Snipping the top of fiddle leaf figs is the best method to encourage horizontal growth. The more you cut off the top, the more outward branching that will occur. Make sure you cut just above a node, which is one of the bumps in the stem, and don't remove more than one-quarter of the plant at a time, as this can shock and kill them. Expect new growth to form beneath a cut within a few weeks of pruning.

Forgetting to sanitize tools before pruning

When you prune plants, you snip off their "body parts" and leave open wounds behind. The exposed stems and sap become vulnerable to bacteria, making plants especially susceptible to diseases. If you use a blunted tool covered in rust and old sap to make these cuts, it'll be a sloppy job. This makes plants heal slower and increases their risk of bacterial exposure.

To avoid such instances, you must properly sharpen and wash your tools before getting to work. Sharpen along the beveled edge of the blades using a manual or electronic sharpener. Once the tool is sharpened, you should use an abrasive pad like wire wool to remove old leaf sap and other dried residue. Wipe down the shear blades with disinfectant that is at least 70% isopropyl alcohol. You can also use chlorine bleach as long as you dilute it to a 10% solution and rinse the blades with water afterward.

Ignoring brown spots until plants are beyond help

You may not notice the little brown spots that start popping up on your plants' leaves at first, especially if your figs are several feet tall and have more surface area for you to inspect. Brown spots crop up due to many possible issues. They could be from too much or too little water, resulting in root rot or dryness. They could also be signs of infection from fungus, bacteria, or insects. These problems have a better chance of being fixed when caught in the earlier stages. However, if you don't notice them until your plants are truly suffering, you'll be wishing you'd discovered them sooner.

The best way to avoid this grievous mistake is to keep an eye on your plants throughout the year.

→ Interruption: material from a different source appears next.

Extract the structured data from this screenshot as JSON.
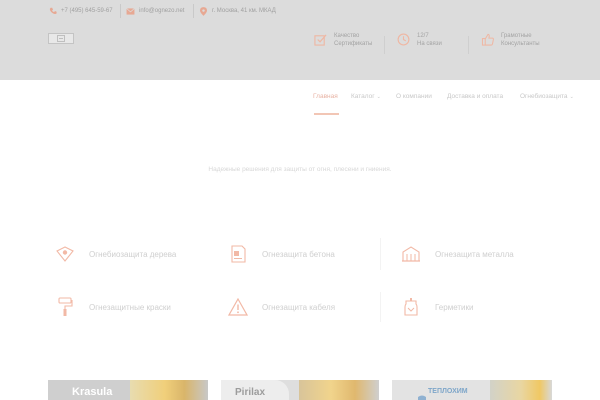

When you're watering, fertilizing, and pruning, don't neglect to perform a quick inspection of the leaves. Check the upper and undersides to ensure no unsightly marks have formed since you last checked their appearance. If your plants are still young and small, you may want to use a magnifying lens or similar tool to get a closer look.

Leaving plants within reach of small children and pets

Parents and pet owners must be extra vigilant when it comes to raising indoor plants. While most adult humans have the common sense not to taste test plant leaves and stems, children and animals can be overly curious about such substances. They consume parts of plants, which detriments both the greenery and their own health.

Fiddle leaf figs are toxic like other similar species. They have a milky sap that irritates the skin when touched and stomachs when ingested. However, they are on the lower end of toxicity ratings, only reaching a level 4 (via Homes and Gardens), meaning they aren't too dangerous compared to other plants out there.

To keep all the aforementioned parties safe from one another, you should keep your fiddle leaf figs out of reach. Raise them in rooms with closed doors or on patios where children and animals can't access them without supervision. You can also try spraying vinegar or a citrus and water concoction on plant leaves, which creates a lingering scent known to deter cats.